DATASET: Begin

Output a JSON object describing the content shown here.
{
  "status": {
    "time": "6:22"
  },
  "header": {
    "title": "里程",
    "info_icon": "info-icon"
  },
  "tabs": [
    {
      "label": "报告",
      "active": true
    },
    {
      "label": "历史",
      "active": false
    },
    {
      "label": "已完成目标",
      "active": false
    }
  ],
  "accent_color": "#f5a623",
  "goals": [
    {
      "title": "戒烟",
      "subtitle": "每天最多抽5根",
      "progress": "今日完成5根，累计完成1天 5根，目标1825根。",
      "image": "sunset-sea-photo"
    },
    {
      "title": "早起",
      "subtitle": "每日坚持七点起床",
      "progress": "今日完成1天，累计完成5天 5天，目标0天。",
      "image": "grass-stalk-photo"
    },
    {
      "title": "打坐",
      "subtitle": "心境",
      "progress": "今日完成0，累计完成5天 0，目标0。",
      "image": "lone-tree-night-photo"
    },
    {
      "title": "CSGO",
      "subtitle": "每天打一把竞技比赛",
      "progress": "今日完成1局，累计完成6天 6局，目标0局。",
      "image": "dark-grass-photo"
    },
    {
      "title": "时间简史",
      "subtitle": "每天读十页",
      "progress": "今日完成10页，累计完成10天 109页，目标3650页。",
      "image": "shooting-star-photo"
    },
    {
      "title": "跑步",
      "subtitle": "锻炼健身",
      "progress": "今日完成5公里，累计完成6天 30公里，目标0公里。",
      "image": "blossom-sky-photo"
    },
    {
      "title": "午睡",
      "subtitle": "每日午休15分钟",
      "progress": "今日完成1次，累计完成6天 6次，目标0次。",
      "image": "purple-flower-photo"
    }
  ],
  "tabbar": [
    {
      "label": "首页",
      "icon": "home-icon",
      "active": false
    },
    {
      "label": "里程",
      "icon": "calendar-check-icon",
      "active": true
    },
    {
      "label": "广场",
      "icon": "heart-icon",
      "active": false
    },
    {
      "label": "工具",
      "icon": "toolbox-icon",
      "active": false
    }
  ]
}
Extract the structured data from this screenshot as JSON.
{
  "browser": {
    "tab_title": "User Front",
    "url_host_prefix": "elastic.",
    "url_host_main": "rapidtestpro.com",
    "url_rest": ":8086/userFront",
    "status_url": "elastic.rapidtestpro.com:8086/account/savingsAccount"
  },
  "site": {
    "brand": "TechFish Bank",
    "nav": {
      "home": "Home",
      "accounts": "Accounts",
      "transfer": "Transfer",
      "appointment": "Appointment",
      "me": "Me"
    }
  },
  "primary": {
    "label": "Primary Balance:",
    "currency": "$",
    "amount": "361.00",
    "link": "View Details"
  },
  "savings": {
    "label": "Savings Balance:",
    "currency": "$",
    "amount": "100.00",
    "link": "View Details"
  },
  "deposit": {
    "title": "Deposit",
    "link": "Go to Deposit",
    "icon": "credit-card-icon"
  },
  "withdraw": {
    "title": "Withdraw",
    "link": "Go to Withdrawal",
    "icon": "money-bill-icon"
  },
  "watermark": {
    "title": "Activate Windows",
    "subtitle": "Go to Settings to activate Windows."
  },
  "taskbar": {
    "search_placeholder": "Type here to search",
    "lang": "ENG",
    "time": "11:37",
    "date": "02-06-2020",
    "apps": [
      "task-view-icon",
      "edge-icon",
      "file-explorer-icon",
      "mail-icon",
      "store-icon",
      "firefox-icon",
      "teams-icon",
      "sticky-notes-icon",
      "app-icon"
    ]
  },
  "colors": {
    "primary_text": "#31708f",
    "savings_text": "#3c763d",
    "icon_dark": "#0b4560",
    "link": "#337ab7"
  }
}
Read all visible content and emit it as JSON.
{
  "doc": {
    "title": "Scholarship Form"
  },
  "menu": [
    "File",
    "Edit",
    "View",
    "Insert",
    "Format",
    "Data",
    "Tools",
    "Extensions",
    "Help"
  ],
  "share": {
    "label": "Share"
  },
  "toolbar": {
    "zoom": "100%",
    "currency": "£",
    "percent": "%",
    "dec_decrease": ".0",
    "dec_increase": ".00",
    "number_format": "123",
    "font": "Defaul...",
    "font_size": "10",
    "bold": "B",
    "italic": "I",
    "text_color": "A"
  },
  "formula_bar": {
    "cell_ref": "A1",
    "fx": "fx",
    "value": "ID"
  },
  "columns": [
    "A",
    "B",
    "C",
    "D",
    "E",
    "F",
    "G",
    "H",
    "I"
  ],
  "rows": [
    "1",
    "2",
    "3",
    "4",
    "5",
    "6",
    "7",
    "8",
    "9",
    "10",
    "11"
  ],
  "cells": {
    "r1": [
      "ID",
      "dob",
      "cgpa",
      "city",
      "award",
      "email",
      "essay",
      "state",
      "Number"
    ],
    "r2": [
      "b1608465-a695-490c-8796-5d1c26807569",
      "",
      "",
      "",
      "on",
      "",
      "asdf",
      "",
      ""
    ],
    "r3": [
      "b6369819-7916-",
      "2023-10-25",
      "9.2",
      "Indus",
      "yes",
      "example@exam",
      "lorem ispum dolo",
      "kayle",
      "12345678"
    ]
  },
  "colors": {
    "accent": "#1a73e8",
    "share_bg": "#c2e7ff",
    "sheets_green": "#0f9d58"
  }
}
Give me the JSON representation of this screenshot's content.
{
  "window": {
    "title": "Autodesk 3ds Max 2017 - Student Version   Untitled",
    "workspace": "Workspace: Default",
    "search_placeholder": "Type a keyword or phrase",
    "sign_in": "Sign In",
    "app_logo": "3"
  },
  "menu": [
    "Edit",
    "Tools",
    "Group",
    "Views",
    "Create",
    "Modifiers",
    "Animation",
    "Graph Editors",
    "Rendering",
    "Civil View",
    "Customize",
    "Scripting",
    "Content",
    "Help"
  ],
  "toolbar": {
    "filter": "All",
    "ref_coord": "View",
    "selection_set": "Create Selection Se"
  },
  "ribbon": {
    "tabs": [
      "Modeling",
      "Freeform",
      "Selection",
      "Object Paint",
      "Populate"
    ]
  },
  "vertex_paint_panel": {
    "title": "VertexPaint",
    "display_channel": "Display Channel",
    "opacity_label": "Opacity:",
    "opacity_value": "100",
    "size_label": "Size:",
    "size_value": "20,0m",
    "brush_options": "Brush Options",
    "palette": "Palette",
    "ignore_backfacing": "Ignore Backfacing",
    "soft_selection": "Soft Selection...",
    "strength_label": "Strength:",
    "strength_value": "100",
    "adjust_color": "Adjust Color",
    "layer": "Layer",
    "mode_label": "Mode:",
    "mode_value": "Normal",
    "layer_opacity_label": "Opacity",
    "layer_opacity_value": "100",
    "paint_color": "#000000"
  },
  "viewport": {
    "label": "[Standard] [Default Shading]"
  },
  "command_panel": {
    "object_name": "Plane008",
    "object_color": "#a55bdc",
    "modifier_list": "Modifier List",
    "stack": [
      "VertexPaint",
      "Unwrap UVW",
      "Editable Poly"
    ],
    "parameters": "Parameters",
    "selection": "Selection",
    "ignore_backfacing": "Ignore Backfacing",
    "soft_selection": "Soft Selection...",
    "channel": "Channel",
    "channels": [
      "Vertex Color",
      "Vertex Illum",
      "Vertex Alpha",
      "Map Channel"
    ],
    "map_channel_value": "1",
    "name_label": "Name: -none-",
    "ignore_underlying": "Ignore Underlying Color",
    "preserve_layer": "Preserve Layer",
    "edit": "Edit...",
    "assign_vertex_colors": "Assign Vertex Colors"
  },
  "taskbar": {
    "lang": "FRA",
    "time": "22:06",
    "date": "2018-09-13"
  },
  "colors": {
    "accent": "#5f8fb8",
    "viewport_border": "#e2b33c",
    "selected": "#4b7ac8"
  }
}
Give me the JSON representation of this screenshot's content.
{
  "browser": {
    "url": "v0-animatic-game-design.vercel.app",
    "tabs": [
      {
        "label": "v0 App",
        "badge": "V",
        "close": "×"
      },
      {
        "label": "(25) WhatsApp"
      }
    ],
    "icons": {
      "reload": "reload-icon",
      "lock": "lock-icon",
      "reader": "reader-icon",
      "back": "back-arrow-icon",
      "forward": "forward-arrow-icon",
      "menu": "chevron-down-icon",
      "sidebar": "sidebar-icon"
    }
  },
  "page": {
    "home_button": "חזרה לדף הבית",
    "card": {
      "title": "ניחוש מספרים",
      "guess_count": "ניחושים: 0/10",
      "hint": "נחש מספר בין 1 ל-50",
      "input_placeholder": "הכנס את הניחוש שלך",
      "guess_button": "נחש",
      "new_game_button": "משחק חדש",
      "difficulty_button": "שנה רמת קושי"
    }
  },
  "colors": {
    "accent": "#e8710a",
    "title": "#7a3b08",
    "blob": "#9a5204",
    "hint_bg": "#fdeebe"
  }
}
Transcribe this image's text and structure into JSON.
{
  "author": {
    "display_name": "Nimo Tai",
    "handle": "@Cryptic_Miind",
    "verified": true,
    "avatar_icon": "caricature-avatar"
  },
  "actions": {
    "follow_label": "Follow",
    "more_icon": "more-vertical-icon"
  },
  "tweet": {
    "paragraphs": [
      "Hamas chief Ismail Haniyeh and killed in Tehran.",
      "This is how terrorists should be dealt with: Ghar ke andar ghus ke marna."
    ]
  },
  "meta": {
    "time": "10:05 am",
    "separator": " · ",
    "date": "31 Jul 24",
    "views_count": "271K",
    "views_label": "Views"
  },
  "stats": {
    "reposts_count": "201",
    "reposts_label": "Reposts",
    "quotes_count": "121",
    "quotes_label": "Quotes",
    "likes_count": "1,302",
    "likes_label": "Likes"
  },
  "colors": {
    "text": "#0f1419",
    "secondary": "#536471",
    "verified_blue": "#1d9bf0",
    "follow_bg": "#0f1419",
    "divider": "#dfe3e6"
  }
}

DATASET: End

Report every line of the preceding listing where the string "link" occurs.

    "link": "View Details"
    "link": "View Details"
    "link": "Go to Deposit",
    "link": "Go to Withdrawal",
    "link": "#337ab7"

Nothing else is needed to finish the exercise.